• **EXERCISE PROMPT**:
From the entries below, copy every line holding the word "envelope".

• **Extracted data entries**:
++++++++++++++++++++
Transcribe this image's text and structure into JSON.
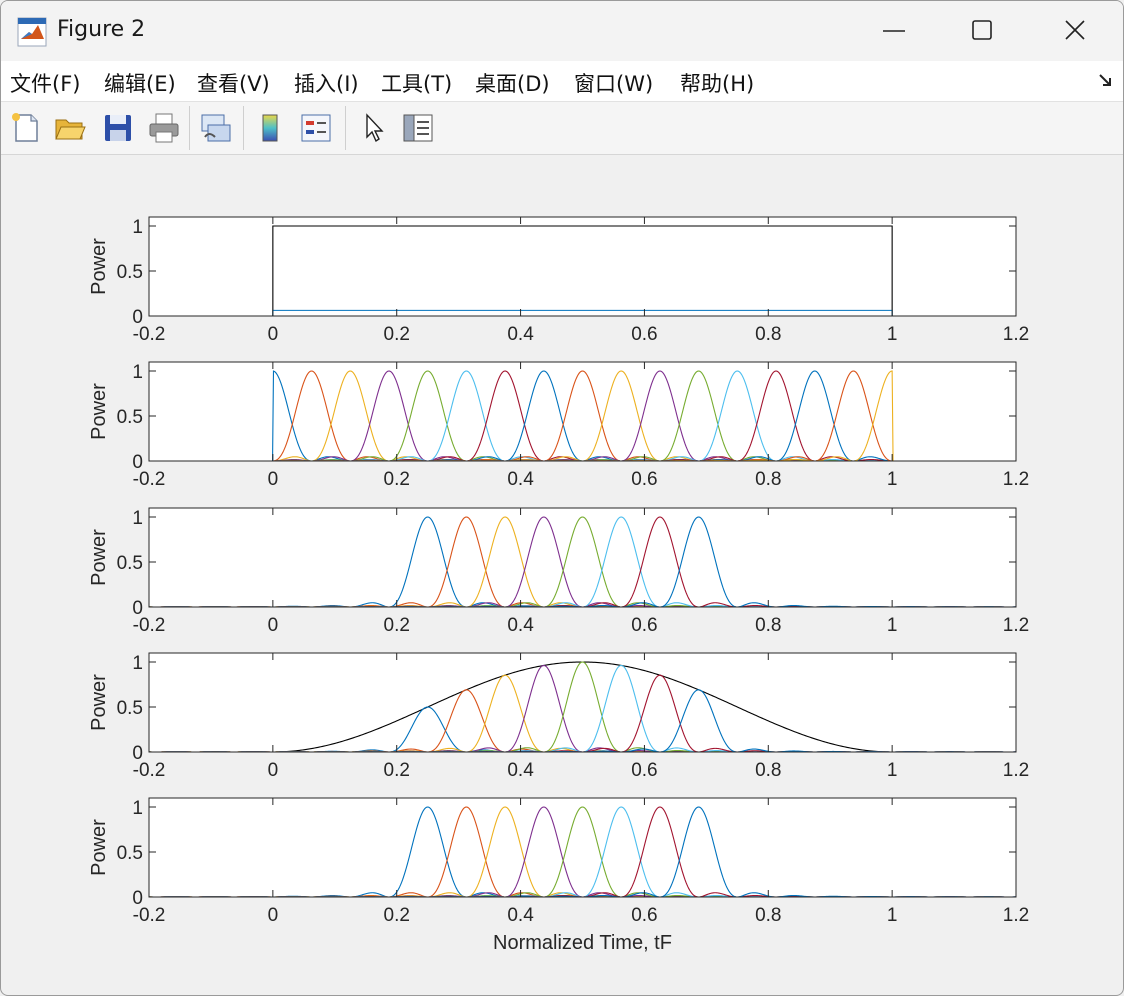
{
  "window": {
    "title": "Figure 2",
    "minimize_icon": "minimize-icon",
    "maximize_icon": "maximize-icon",
    "close_icon": "close-icon"
  },
  "menu": {
    "items": [
      "文件(F)",
      "编辑(E)",
      "查看(V)",
      "插入(I)",
      "工具(T)",
      "桌面(D)",
      "窗口(W)",
      "帮助(H)"
    ],
    "overflow_icon": "dock-arrow-icon"
  },
  "toolbar": {
    "icons": [
      "new-figure-icon",
      "open-file-icon",
      "save-icon",
      "print-icon",
      "link-plot-icon",
      "colorbar-icon",
      "legend-icon",
      "pointer-icon",
      "property-inspector-icon"
    ]
  },
  "colors": {
    "series": [
      "#0072BD",
      "#D95319",
      "#EDB120",
      "#7E2F8E",
      "#77AC30",
      "#4DBEEE",
      "#A2142F"
    ],
    "envelope": "#000000"
  },
  "chart_data": [
    {
      "type": "line",
      "ylabel": "Power",
      "xlim": [
        -0.2,
        1.2
      ],
      "ylim": [
        0,
        1.1
      ],
      "xticks": [
        "-0.2",
        "0",
        "0.2",
        "0.4",
        "0.6",
        "0.8",
        "1",
        "1.2"
      ],
      "yticks": [
        "0",
        "0.5",
        "1"
      ],
      "series": [
        {
          "kind": "rect",
          "x": [
            -0.2,
            0,
            0,
            1,
            1,
            1.2
          ],
          "y": [
            0,
            0,
            1,
            1,
            0,
            0
          ],
          "color": "envelope"
        },
        {
          "kind": "rect",
          "x": [
            -0.2,
            0,
            0,
            1,
            1,
            1.2
          ],
          "y": [
            0,
            0,
            0.0625,
            0.0625,
            0,
            0
          ],
          "color": 0
        }
      ]
    },
    {
      "type": "line",
      "ylabel": "Power",
      "xlim": [
        -0.2,
        1.2
      ],
      "ylim": [
        0,
        1.1
      ],
      "xticks": [
        "-0.2",
        "0",
        "0.2",
        "0.4",
        "0.6",
        "0.8",
        "1",
        "1.2"
      ],
      "yticks": [
        "0",
        "0.5",
        "1"
      ],
      "pulses": {
        "centers": [
          0,
          0.0625,
          0.125,
          0.1875,
          0.25,
          0.3125,
          0.375,
          0.4375,
          0.5,
          0.5625,
          0.625,
          0.6875,
          0.75,
          0.8125,
          0.875,
          0.9375,
          1.0
        ],
        "width": 0.0625,
        "support": [
          0,
          1
        ],
        "peak": 1
      }
    },
    {
      "type": "line",
      "ylabel": "Power",
      "xlim": [
        -0.2,
        1.2
      ],
      "ylim": [
        0,
        1.1
      ],
      "xticks": [
        "-0.2",
        "0",
        "0.2",
        "0.4",
        "0.6",
        "0.8",
        "1",
        "1.2"
      ],
      "yticks": [
        "0",
        "0.5",
        "1"
      ],
      "pulses": {
        "centers": [
          0.25,
          0.3125,
          0.375,
          0.4375,
          0.5,
          0.5625,
          0.625,
          0.6875
        ],
        "width": 0.0625,
        "peak": 1
      }
    },
    {
      "type": "line",
      "ylabel": "Power",
      "xlim": [
        -0.2,
        1.2
      ],
      "ylim": [
        0,
        1.1
      ],
      "xticks": [
        "-0.2",
        "0",
        "0.2",
        "0.4",
        "0.6",
        "0.8",
        "1",
        "1.2"
      ],
      "yticks": [
        "0",
        "0.5",
        "1"
      ],
      "envelope": {
        "shape": "sin^2",
        "range": [
          0,
          1
        ],
        "peak": 1
      },
      "pulses": {
        "centers": [
          0.25,
          0.3125,
          0.375,
          0.4375,
          0.5,
          0.5625,
          0.625,
          0.6875
        ],
        "width": 0.0625,
        "peak": "envelope"
      }
    },
    {
      "type": "line",
      "ylabel": "Power",
      "xlabel": "Normalized Time, tF",
      "xlim": [
        -0.2,
        1.2
      ],
      "ylim": [
        0,
        1.1
      ],
      "xticks": [
        "-0.2",
        "0",
        "0.2",
        "0.4",
        "0.6",
        "0.8",
        "1",
        "1.2"
      ],
      "yticks": [
        "0",
        "0.5",
        "1"
      ],
      "pulses": {
        "centers": [
          0.25,
          0.3125,
          0.375,
          0.4375,
          0.5,
          0.5625,
          0.625,
          0.6875
        ],
        "width": 0.0625,
        "peak": 1
      }
    }
  ]
}
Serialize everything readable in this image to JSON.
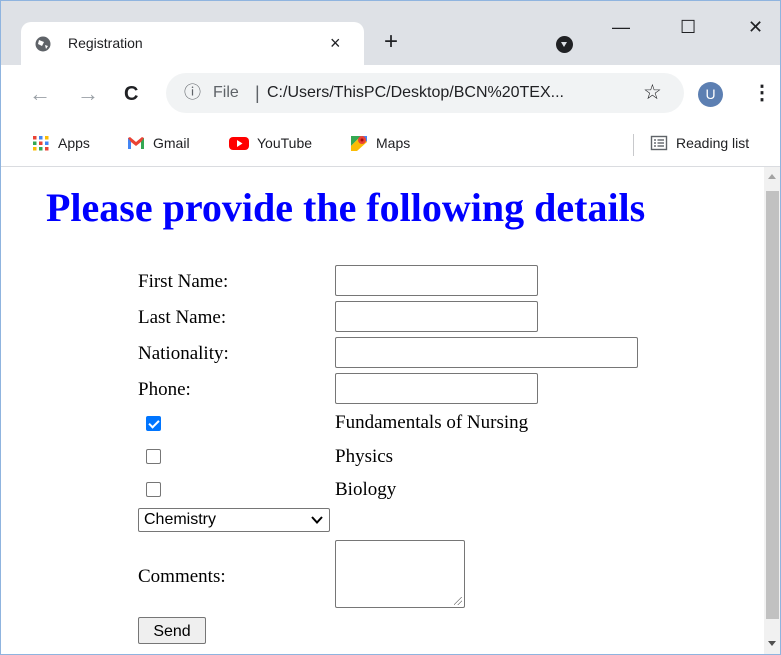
{
  "browser": {
    "tab_title": "Registration",
    "tab_close": "×",
    "new_tab": "+",
    "window_minimize": "—",
    "window_maximize": "☐",
    "window_close": "✕",
    "nav_back": "←",
    "nav_forward": "→",
    "nav_reload": "C",
    "address_info_icon": "ⓘ",
    "address_scheme": "File",
    "address_separator": "|",
    "address_url": "C:/Users/ThisPC/Desktop/BCN%20TEX...",
    "bookmark_star": "☆",
    "profile_initial": "U",
    "menu": "⋮",
    "bookmarks": [
      {
        "label": "Apps",
        "icon": "apps-grid-icon"
      },
      {
        "label": "Gmail",
        "icon": "gmail-icon"
      },
      {
        "label": "YouTube",
        "icon": "youtube-icon"
      },
      {
        "label": "Maps",
        "icon": "maps-icon"
      }
    ],
    "reading_list": "Reading list"
  },
  "page": {
    "heading": "Please provide the following details",
    "first_name_label": "First Name:",
    "first_name_value": "",
    "last_name_label": "Last Name:",
    "last_name_value": "",
    "nationality_label": "Nationality:",
    "nationality_value": "",
    "phone_label": "Phone:",
    "phone_value": "",
    "courses": [
      {
        "label": "Fundamentals of Nursing",
        "checked": true
      },
      {
        "label": "Physics",
        "checked": false
      },
      {
        "label": "Biology",
        "checked": false
      }
    ],
    "subject_select_value": "Chemistry",
    "comments_label": "Comments:",
    "comments_value": "",
    "send_label": "Send"
  },
  "colors": {
    "heading": "#0000ff",
    "checkbox_checked": "#0075ff",
    "titlebar": "#dee1e6",
    "avatar": "#5c7fb2"
  }
}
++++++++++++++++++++
• **RESULT FOR THIS TASK**:
    "envelope": "#000000"
          "color": "envelope"
      "envelope": {
        "peak": "envelope"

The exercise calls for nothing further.